Despite the need for intrinsic motivation leaders still spend most of their time and energy on developing and implementing external reward programs.
That’s probably not surprising. It is much easier to create a prize, pay for performance incentive, or consequences then it is to enable the internal willingness and desire to adopt a new activity.
There are three reasons external rewards fail to create the motivation needed for change.
- They are created with the assumption that the person or group designing the incentives knows what will motivate the intended audience. And because they believe they know, they don’t ask. The incentives are designed based on what they think or what motivates the designers. Stanford University professor Heidi Halvorson states, when it comes to motivation there isn’t a one-size-fits all to get people motivated.
- It’s very difficult to create an external reward that is perceived as fair by everyone. The perception that a reward is unfair is profoundly demotivating.
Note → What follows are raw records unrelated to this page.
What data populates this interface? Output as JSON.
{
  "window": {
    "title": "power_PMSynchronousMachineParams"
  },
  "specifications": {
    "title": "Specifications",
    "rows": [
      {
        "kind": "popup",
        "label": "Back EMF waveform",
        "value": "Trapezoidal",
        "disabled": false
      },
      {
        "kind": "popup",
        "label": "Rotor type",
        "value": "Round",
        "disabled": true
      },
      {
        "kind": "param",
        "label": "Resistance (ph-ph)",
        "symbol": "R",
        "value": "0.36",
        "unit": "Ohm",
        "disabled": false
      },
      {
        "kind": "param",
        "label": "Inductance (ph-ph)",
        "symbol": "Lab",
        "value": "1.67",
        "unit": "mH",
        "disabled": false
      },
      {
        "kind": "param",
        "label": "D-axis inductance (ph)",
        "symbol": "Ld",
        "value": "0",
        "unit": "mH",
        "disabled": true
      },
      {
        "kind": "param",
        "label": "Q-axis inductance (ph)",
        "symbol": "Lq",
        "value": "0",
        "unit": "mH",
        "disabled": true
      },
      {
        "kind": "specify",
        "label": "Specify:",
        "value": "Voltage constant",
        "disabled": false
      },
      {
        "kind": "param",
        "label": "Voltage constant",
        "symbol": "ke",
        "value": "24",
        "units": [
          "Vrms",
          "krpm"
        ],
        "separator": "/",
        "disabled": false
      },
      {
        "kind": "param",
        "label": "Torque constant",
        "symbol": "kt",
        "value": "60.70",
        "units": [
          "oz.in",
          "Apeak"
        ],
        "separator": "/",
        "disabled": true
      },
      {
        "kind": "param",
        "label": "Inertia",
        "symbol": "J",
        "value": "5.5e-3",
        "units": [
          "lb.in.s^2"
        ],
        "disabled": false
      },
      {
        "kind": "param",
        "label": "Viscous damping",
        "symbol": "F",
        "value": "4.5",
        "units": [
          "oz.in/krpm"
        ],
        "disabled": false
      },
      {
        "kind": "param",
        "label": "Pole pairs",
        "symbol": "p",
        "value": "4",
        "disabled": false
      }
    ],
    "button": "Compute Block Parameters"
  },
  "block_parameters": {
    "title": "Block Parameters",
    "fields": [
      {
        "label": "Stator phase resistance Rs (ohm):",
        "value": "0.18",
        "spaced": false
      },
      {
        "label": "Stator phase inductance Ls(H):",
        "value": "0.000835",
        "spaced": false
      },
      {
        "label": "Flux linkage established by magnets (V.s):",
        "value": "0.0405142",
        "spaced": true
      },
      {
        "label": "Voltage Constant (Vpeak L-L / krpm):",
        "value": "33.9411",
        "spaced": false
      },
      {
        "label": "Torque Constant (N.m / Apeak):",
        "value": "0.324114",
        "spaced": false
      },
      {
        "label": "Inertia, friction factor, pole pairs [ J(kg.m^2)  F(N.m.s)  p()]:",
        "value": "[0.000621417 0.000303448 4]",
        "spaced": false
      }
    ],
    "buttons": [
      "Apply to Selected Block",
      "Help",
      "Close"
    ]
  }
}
This is true regardless of the absolute value of the reward.
- Extrinsic rewards are short term. External rewards provide a quick boost toward the desired behaviour, but it doesn’t last. When the external condition is removed people return to their pre-reward baseline behaviour. Worse, the use of an external reward leads to lower levels of intrinsic motivation. Because people perceive their interest in the behaviour is a result of the reward and not their own desire to engage in the activity.
When it comes to change, motivation is an inside job. It’s not an external reward that gets me onto the yoga mat on those dark, rainy mornings. It’s an internal desire that creates the willingness to get on the mat. Then it’s my sense of accomplishment that gets me up to do it again the next morning.
Employees who are intrinsically motivated perceive a choice; they don’t feel any internal or external coercion or demand to engage in the activity.
Start with Meaning to Help Build and Maintain Motivation During Change
Over 70 years ago Victor Frankel wrote, in his book, Man’s Search for Meaning, “Man’s search for meaning is the primary motivation in his life and not a secondary rationalization of instinctual drives”. That statement is as true today as it was when he wrote it.
But, change often means something different to the leaders initiating it than it does for the employees who will do the heavy lifting. One of the tools we teach leaders how to use in our Executive Change Leader Course is a Whitespace Map. They identify what the change means for them and for the people affected. Participants always find the results insightful and useful.
That’s why the starting place for building motivation is to make the time and space to connect with people and understand what the change event means for you, your employees, and your organization. You can’t do this through email or simply telling them what it means. It takes real conversation and active involvement.
Here are four conversation starters to help you explore and understand the meaning of a change event. They will help you enable motivation toward the new environment:
- What does this change event and the new activity mean for you? For the change-recipients?
- What is different/similar about what the change means for you versus the change-recipients? And why?
- What influence is the meaning I and each group or person gives to the change event having on our motivation to move toward or away from the new environment?
One last thing, there is no right or wrong when it comes to meaning. Leaders who approach change with a readiness mindset explore meaning without judgement.
If you would like to learn more about a Readiness Mindset and how to build and maintain motivation throughout the change process contact us to learn more about our change leadership courses, coaching, and consulting.
 Pink, D. (2009). Drive. London, England: Riverhead books.
 Halvorson, H. (2013). 8 Motivational Challenges.
 Mobbs, D., & McFarland, W. (2010). The Neuroscience of Motivation. NeuroLeadership Journal (3). P. 9
 Deci, E., Koestner, R., & Ryan, R. (1999). A meta-analytic review of experiments examining the effect of extrinsic rewards on intrinsic motivation. Psychological Bulletin, 125(6), 627-668.